websites on Gutenberg

site01 | site02

  • The world’s first book printed by movable type.

  • Gutenberg’s name does not appear on any of his work, but he is generally accredited with The 42 line Bible

  • Named for the # of lines that were in each column from its double-column pages

  • also known as the Gutenberg Bible or the Mainz Bible (for the place where it was produced).

  • generous margins

    first printed book of quality

    In order to achieve his final result, Gutenberg cast 290 different type shapes. Each shape was an individual type component, such as a lower or upper case letter, a punctuation mark, or a symbol.

 

  • it took Gutenberg at least two years to complete his first book.
  • Had a staff of about 20

  • Finishing touches, including color of red and blue headers, intials and text were added by hand by an illuminator.

  • 42-line Bible was near completion by 1455
  • Published in 2 volumes, totaling over 1,200 pages, is one of the most beautiful of all printed books.

  • No one knows exactly how many copies of the Bible were printed, but the best guess is that around 180-145 on paper and a few more on the more luxurious and expensive vellum. (high quality parchment)

    (Forty-eight of these books have been preserved.)

 

Gutenberg's life timeline

Example of Gutenberg style press

 

Printing Advances
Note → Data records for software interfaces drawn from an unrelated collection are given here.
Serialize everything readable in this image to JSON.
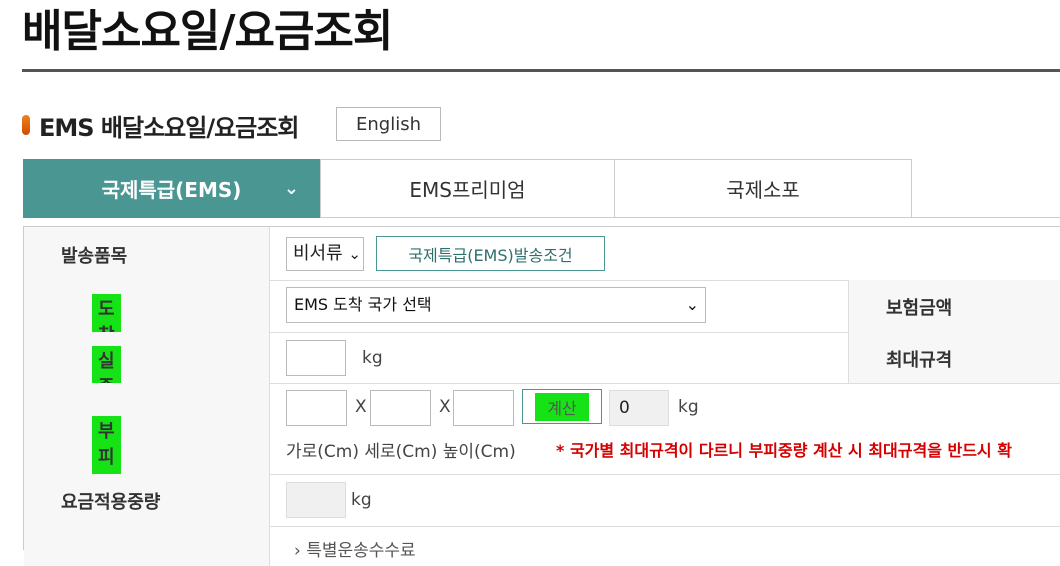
{
  "page": {
    "title": "배달소요일/요금조회"
  },
  "section": {
    "title": "EMS 배달소요일/요금조회",
    "english_button": "English"
  },
  "tabs": [
    {
      "label": "국제특급(EMS)",
      "active": true
    },
    {
      "label": "EMS프리미엄",
      "active": false
    },
    {
      "label": "국제소포",
      "active": false
    }
  ],
  "form": {
    "item_type": {
      "label": "발송품목",
      "selected": "비서류",
      "condition_button": "국제특급(EMS)발송조건"
    },
    "destination": {
      "label": "도착지",
      "selected": "EMS 도착 국가 선택"
    },
    "insurance": {
      "label": "보험금액"
    },
    "actual_weight": {
      "label": "실중량",
      "value": "",
      "unit": "kg"
    },
    "max_size": {
      "label": "최대규격"
    },
    "volume_weight": {
      "label": "부피중량",
      "width": "",
      "depth": "",
      "height": "",
      "separator": "X",
      "calc_button": "계산",
      "result": "0",
      "unit": "kg",
      "dims_text": "가로(Cm) 세로(Cm) 높이(Cm)",
      "warning": "* 국가별 최대규격이 다르니 부피중량 계산 시 최대규격을 반드시 확"
    },
    "charged_weight": {
      "label": "요금적용중량",
      "value": "",
      "unit": "kg"
    },
    "special_handling": {
      "text": "› 특별운송수수료"
    }
  },
  "colors": {
    "teal": "#4a9693",
    "highlight": "#16e316",
    "warning": "#d40000",
    "orange": "#e86a10"
  }
}
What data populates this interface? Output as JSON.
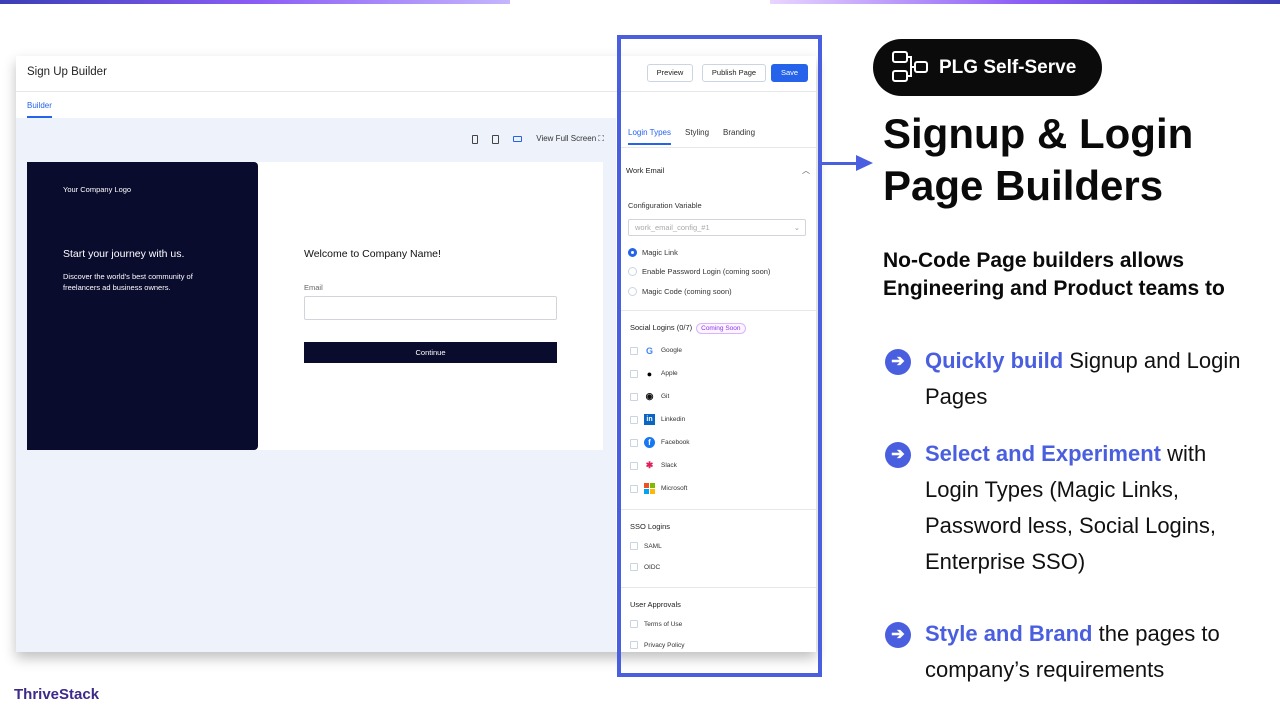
{
  "app": {
    "title": "Sign Up Builder",
    "tab_builder": "Builder",
    "view_full_screen": "View Full Screen",
    "buttons": {
      "preview": "Preview",
      "publish": "Publish Page",
      "save": "Save"
    },
    "preview": {
      "logo_text": "Your Company Logo",
      "journey": "Start your journey with us.",
      "discover": "Discover the world's best community of freelancers ad business owners.",
      "welcome": "Welcome to Company Name!",
      "email_label": "Email",
      "continue": "Continue"
    },
    "panel": {
      "tabs": [
        "Login Types",
        "Styling",
        "Branding"
      ],
      "work_email": "Work Email",
      "config_label": "Configuration Variable",
      "config_value": "work_email_config_#1",
      "radios": [
        "Magic Link",
        "Enable Password Login (coming soon)",
        "Magic Code (coming soon)"
      ],
      "social_title": "Social Logins (0/7)",
      "coming_soon": "Coming Soon",
      "socials": [
        "Google",
        "Apple",
        "Git",
        "Linkedin",
        "Facebook",
        "Slack",
        "Microsoft"
      ],
      "sso_title": "SSO Logins",
      "sso": [
        "SAML",
        "OIDC"
      ],
      "approvals_title": "User Approvals",
      "approvals": [
        "Terms of Use",
        "Privacy Policy"
      ]
    }
  },
  "pill_label": "PLG Self-Serve",
  "headline": "Signup & Login Page Builders",
  "subheadline": "No-Code Page builders allows Engineering and Product teams to",
  "bullets": [
    {
      "highlight": "Quickly build",
      "rest": " Signup and Login Pages"
    },
    {
      "highlight": "Select and Experiment",
      "rest": " with Login Types (Magic Links, Password less, Social Logins, Enterprise SSO)"
    },
    {
      "highlight": "Style and Brand",
      "rest": " the pages to company’s requirements"
    }
  ],
  "brand": "ThriveStack",
  "colors": {
    "accent": "#4a5fe0",
    "dark_pane": "#0a0c2e",
    "save_button": "#2563eb"
  }
}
  • The art of printing was perfected by Gutenberg in Germany by 1450.
  • The first Italian press was set up by the partnership outside Rome by 1465
  • 4 years later a German named Johannes de Spira began printing in Venice.
  • Venice rapidly became the printing capital of the 15th century.
  • Huge immigrant population
  • a place where foreigners could thrive, all new settlers being promised protection and liberty.
  • Most of the early 'Venetian' printers were in fact immigrants,
  • including Nicolaus Jenson who was originally from France.